- Exercise
Find how many lines in the data below mention "from". Give the number only.
[Start of Attachment]
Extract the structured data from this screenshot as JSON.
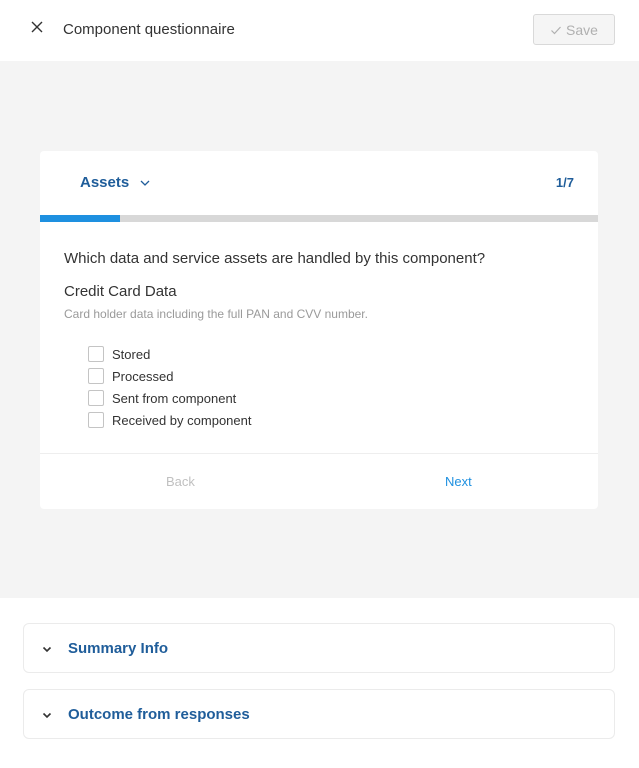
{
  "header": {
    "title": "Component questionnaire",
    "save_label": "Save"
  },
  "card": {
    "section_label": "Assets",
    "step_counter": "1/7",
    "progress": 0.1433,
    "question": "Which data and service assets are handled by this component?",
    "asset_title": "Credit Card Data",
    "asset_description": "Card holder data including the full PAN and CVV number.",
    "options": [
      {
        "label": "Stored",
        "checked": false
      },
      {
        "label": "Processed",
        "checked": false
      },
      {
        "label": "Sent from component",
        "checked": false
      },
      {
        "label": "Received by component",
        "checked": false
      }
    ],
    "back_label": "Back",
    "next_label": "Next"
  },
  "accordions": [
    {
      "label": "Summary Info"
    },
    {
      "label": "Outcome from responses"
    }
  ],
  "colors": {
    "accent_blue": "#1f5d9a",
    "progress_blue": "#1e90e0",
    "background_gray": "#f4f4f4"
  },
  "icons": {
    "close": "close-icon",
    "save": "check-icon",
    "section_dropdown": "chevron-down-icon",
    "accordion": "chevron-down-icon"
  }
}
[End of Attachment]
- Response to the exercise
3